**ABOUT THIS EXERCISE**. For this exercise, write out the full listing that follows exactly and skip its pictures.

**RECORDS SHOWN**.
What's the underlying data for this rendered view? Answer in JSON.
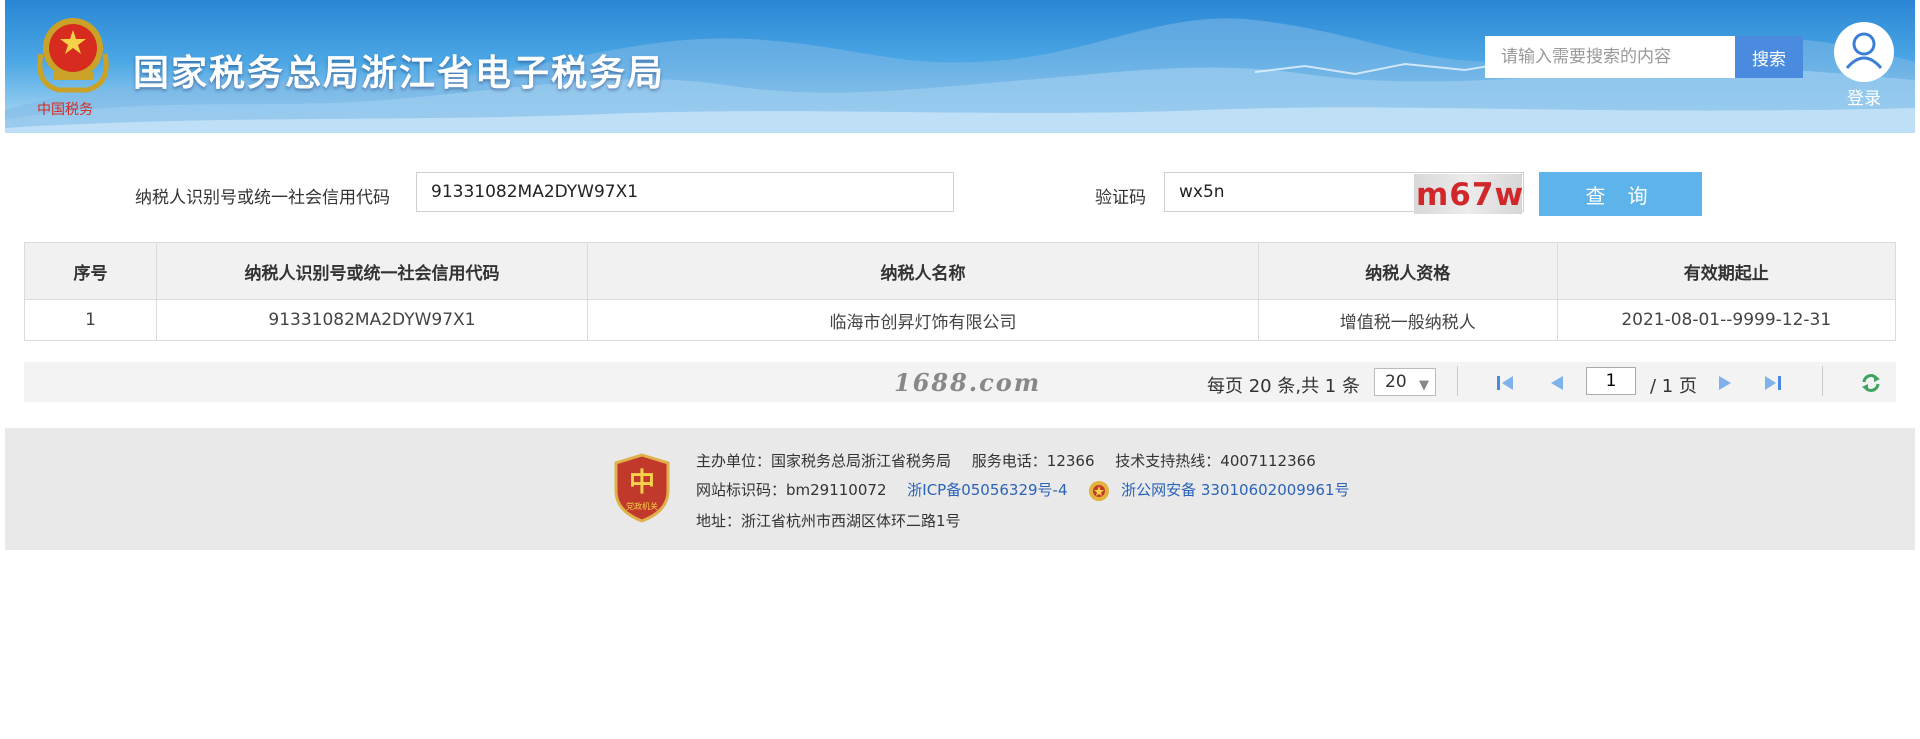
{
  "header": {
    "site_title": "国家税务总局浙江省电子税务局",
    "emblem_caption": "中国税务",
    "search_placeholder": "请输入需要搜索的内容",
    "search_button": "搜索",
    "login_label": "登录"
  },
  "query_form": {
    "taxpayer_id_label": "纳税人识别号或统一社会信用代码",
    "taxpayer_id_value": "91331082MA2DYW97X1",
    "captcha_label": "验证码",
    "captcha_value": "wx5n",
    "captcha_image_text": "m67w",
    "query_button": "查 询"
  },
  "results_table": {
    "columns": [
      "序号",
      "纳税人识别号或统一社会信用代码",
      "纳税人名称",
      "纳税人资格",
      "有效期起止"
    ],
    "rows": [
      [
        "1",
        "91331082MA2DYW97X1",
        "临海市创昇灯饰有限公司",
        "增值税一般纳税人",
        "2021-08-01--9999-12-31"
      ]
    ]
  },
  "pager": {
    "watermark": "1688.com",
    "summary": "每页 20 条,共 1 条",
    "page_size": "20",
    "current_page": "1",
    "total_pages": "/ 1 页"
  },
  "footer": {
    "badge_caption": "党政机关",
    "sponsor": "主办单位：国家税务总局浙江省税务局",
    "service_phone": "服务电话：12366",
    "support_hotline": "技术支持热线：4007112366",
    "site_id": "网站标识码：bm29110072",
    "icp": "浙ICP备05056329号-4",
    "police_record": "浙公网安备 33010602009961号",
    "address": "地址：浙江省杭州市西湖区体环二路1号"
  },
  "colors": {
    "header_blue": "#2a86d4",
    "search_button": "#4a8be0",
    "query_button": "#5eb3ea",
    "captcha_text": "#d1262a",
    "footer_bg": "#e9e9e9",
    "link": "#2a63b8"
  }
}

**REPLY**.
What's the underlying data for this rendered view? Answer in JSON.
{
  "header": {
    "site_title": "国家税务总局浙江省电子税务局",
    "emblem_caption": "中国税务",
    "search_placeholder": "请输入需要搜索的内容",
    "search_button": "搜索",
    "login_label": "登录"
  },
  "query_form": {
    "taxpayer_id_label": "纳税人识别号或统一社会信用代码",
    "taxpayer_id_value": "91331082MA2DYW97X1",
    "captcha_label": "验证码",
    "captcha_value": "wx5n",
    "captcha_image_text": "m67w",
    "query_button": "查 询"
  },
  "results_table": {
    "columns": [
      "序号",
      "纳税人识别号或统一社会信用代码",
      "纳税人名称",
      "纳税人资格",
      "有效期起止"
    ],
    "rows": [
      [
        "1",
        "91331082MA2DYW97X1",
        "临海市创昇灯饰有限公司",
        "增值税一般纳税人",
        "2021-08-01--9999-12-31"
      ]
    ]
  },
  "pager": {
    "watermark": "1688.com",
    "summary": "每页 20 条,共 1 条",
    "page_size": "20",
    "current_page": "1",
    "total_pages": "/ 1 页"
  },
  "footer": {
    "badge_caption": "党政机关",
    "sponsor": "主办单位：国家税务总局浙江省税务局",
    "service_phone": "服务电话：12366",
    "support_hotline": "技术支持热线：4007112366",
    "site_id": "网站标识码：bm29110072",
    "icp": "浙ICP备05056329号-4",
    "police_record": "浙公网安备 33010602009961号",
    "address": "地址：浙江省杭州市西湖区体环二路1号"
  },
  "colors": {
    "header_blue": "#2a86d4",
    "search_button": "#4a8be0",
    "query_button": "#5eb3ea",
    "captcha_text": "#d1262a",
    "footer_bg": "#e9e9e9",
    "link": "#2a63b8"
  }
}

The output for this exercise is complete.